Individuals and businesses who suffered uninsured or unreimbursed disaster-related losses can choose to claim them on either the return for the year the loss occurred (in this instance, the 2017 return normally filed next year), or the return for the prior year (2016).
Choosing to take the deduction in the preceding year may increase the tax savings from the loss and may enable a refund from IRS before filing the tax return for the year the loss occurred. The taxpayer can elect to claim the loss last year (on either an original return or an amended return), and can generally expect to receive the refund within a matter of weeks. This can help with cash flow to pay some of the repair costs.
Determining the most beneficial year in which to claim the loss requires a careful evaluation of the entire tax picture for both years, including filing status for individuals, amount of income and other deductions, and the applicable tax rates.
For business, income-producing and rental property, the loss is not always the decline in economic value suffered. It’s measured as the lesser of (a) the drop in fair market value from before the disaster to immediately it and (b) adjusted tax basis in the property (usually, cost plus improvements and closing costs less any accumulated depreciation).
For non-business or income-producing property (such as a home or furniture) the actual loss figure must be reduced by three amounts. In many cases, these reductions result in no deduction being available.
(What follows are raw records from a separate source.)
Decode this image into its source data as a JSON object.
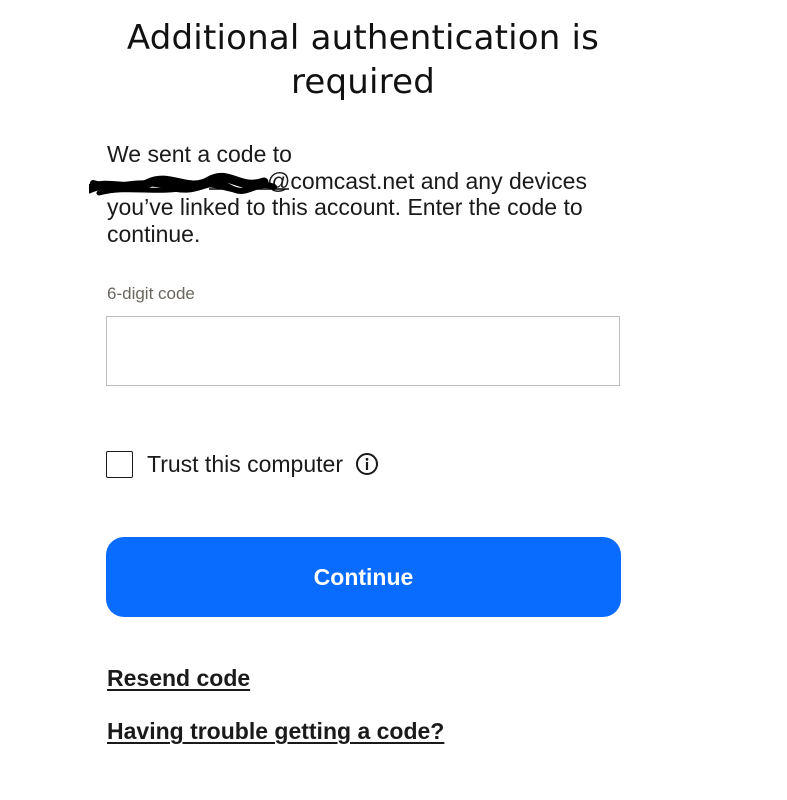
{
  "header": {
    "title": "Additional authentication is required"
  },
  "instructions": {
    "prefix": "We sent a code to",
    "email_visible": "@comcast.net",
    "suffix": " and any devices you’ve linked to this account. Enter the code to continue."
  },
  "form": {
    "code_label": "6-digit code",
    "code_value": "",
    "code_placeholder": "",
    "trust_checked": false,
    "trust_label": "Trust this computer"
  },
  "actions": {
    "continue_label": "Continue",
    "resend_label": "Resend code",
    "trouble_label": "Having trouble getting a code?"
  },
  "icons": {
    "info": "info-circle-icon",
    "redaction": "scribble-redaction"
  },
  "colors": {
    "primary_button": "#0a6cff",
    "label_muted": "#6b6760",
    "text": "#1a1a1a",
    "input_border": "#bdbdbd"
  }
}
First, to the extent of insurance, the loss is reduced by the insurance reimbursement. If property is covered by insurance, a claim must be made or the IRS will reduce the loss by the insurance reimbursement that could have received.
Next, for each casualty, an individual reduces the loss amount by $100. Note that this reduction is per event, not per item damaged. Thus, if a storm knocks over a tree that damages a car and home, there are three property losses (tree, car, house) and only one reduction.
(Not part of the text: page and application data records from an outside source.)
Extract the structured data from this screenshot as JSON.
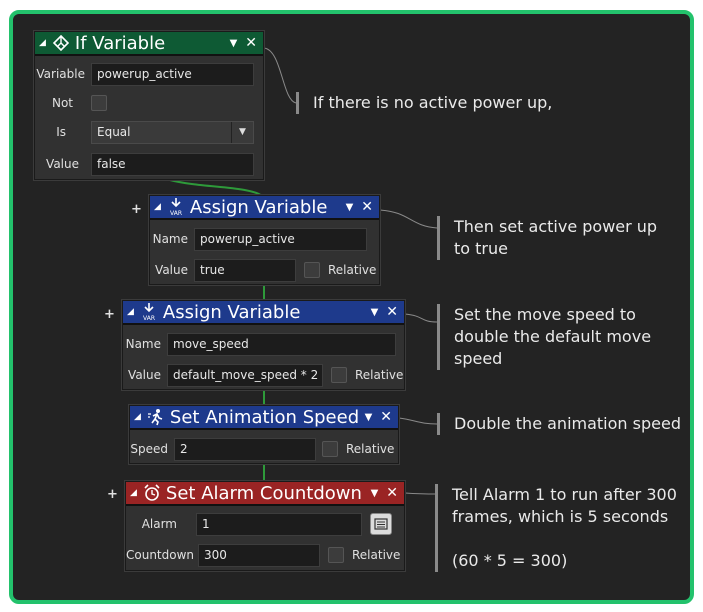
{
  "blocks": {
    "if_variable": {
      "title": "If Variable",
      "variable_label": "Variable",
      "variable_value": "powerup_active",
      "not_label": "Not",
      "is_label": "Is",
      "is_value": "Equal",
      "value_label": "Value",
      "value_value": "false"
    },
    "assign_1": {
      "title": "Assign Variable",
      "name_label": "Name",
      "name_value": "powerup_active",
      "value_label": "Value",
      "value_value": "true",
      "relative_label": "Relative"
    },
    "assign_2": {
      "title": "Assign Variable",
      "name_label": "Name",
      "name_value": "move_speed",
      "value_label": "Value",
      "value_value": "default_move_speed * 2",
      "relative_label": "Relative"
    },
    "anim_speed": {
      "title": "Set Animation Speed",
      "speed_label": "Speed",
      "speed_value": "2",
      "relative_label": "Relative"
    },
    "alarm": {
      "title": "Set Alarm Countdown",
      "alarm_label": "Alarm",
      "alarm_value": "1",
      "countdown_label": "Countdown",
      "countdown_value": "300",
      "relative_label": "Relative"
    }
  },
  "var_badge": "VAR",
  "add_symbol": "+",
  "collapse_symbol": "◢",
  "menu_symbol": "▼",
  "close_symbol": "✕",
  "comments": {
    "c1": "If there is no active power up,",
    "c2_l1": "Then set active power up",
    "c2_l2": "to true",
    "c3_l1": "Set the move speed to",
    "c3_l2": "double the default move",
    "c3_l3": "speed",
    "c4": "Double the animation speed",
    "c5_l1": "Tell Alarm 1 to run after 300",
    "c5_l2": "frames, which is 5 seconds",
    "c5_l3": "(60 * 5 = 300)"
  },
  "colors": {
    "frame_border": "#23c26c",
    "header_green": "#0e5a34",
    "header_blue": "#1e3a8c",
    "header_red": "#9a2424",
    "wire": "#2e9a3a"
  }
}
Third, after combining all the losses under the above guidelines, reduce them by 10% of adjusted gross income (AGI). Only the loss amount above this “floor” can be deducted. There have been times when Congress waived the 10% floor temporarily. They have not indicated if they will do so for Hurricanes Harvey and Irma.
For individuals, the higher the marginal tax rate, the more valuable the deduction is and the itemized deduction phase-out does not apply to casualty losses. For example, a $4,000 deduction saves $1,120 for a taxpayer in the 28% tax bracket, but is worth $1,320 to a taxpayer in the 33% bracket.
One of the often overlooked costs is replacing landscaping. Most landscaping is not covered by insurance and the cost to replace can be significant. Considering the impact of the landscaping, a valuable deduction may be available.
We can assist you with determining the most beneficial year to claim the deduction as well as many of the intricacies of these issues, including casualty gains and elections to defer income.
For more information on how any of these rules might benefit you or your business, please contact your tax advisor or Teri Kaye, Tax Partner & Partner in Charge of the Fort Lauderdale Office, at email@example.com.